Since the 1990s, intellectual property rights have become increasingly important in the telecommunications sector. In particular, the strategic role of patents played in the GSM standard irrevocably changed the IPR strategies within the sector, increasing both the revenues and barriers provided by telecom patents.
The issues raised by GSM foreshadowed comparable impacts of patents upon other ICT standards.
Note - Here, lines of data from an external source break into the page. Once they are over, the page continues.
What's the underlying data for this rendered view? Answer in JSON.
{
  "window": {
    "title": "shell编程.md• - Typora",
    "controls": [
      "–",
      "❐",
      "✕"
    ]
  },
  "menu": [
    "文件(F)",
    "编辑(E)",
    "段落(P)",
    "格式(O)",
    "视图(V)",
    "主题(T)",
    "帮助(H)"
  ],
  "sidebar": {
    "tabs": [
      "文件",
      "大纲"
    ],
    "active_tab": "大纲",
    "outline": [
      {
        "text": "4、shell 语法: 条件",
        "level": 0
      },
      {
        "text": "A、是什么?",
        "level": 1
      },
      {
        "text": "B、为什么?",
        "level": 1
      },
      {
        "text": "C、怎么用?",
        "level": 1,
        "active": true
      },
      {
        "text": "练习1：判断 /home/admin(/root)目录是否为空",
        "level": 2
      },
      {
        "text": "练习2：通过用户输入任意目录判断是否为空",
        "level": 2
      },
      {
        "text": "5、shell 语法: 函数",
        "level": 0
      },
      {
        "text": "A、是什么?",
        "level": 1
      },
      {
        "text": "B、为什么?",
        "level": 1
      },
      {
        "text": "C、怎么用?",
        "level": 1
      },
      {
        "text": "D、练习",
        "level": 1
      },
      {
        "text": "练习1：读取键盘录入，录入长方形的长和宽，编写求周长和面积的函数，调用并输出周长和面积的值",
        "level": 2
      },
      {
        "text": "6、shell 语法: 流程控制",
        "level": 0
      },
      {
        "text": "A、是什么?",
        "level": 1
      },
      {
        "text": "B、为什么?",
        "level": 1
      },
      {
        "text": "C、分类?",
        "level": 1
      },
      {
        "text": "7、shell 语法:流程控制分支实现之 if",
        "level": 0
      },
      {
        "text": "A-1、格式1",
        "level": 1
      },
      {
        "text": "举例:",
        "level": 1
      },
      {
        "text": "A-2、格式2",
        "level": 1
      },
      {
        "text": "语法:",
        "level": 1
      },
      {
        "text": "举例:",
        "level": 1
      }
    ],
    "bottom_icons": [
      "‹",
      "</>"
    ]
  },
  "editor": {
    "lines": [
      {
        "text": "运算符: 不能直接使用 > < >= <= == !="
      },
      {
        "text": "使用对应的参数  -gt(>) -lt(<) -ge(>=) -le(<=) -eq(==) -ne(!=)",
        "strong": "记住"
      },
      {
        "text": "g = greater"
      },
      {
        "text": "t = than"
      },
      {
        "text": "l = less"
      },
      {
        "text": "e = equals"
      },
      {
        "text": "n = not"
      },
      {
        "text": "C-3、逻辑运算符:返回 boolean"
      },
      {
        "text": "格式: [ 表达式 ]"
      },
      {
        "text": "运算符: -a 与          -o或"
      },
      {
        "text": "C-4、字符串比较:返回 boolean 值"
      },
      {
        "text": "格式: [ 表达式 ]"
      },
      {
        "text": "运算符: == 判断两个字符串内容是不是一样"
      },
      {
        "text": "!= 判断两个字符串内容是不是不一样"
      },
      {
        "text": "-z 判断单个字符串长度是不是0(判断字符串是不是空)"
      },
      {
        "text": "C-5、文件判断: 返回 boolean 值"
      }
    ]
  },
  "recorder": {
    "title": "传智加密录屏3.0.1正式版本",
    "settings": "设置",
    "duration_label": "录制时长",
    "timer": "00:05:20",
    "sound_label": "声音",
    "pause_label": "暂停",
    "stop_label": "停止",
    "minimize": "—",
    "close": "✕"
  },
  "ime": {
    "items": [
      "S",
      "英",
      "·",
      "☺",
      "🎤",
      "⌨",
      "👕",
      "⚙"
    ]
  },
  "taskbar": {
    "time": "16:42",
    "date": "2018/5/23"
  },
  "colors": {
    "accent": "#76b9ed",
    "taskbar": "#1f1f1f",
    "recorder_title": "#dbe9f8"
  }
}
These developments parallels broader concerns raised by researchers about the risk that such patents impede the process of cumulative innovation, a problem some have labeled “the tragedy of the anticommons.” After reviewing research on the various controversies regarding patents, cumulative innovation and standardization, we review the evolution of the role of patents in telecommunications standards.
We then analyze the role of 1227 unique “essential” patents declared in the standardization of Universal Mobile Telecommunications System (UMTS), the thirdgeneration successor to GSM. Using a combination of data sources, we show how differences in the timing, nature and scope of patenting activities relate to firms’ business models, competitive position and role in the standardization activity.
From this, we offer broader observations about the limits of existing IPR policies and coordination mechanisms, as well as the likely impact of various policy alternatives on patent proliferation in telecommunications standardization.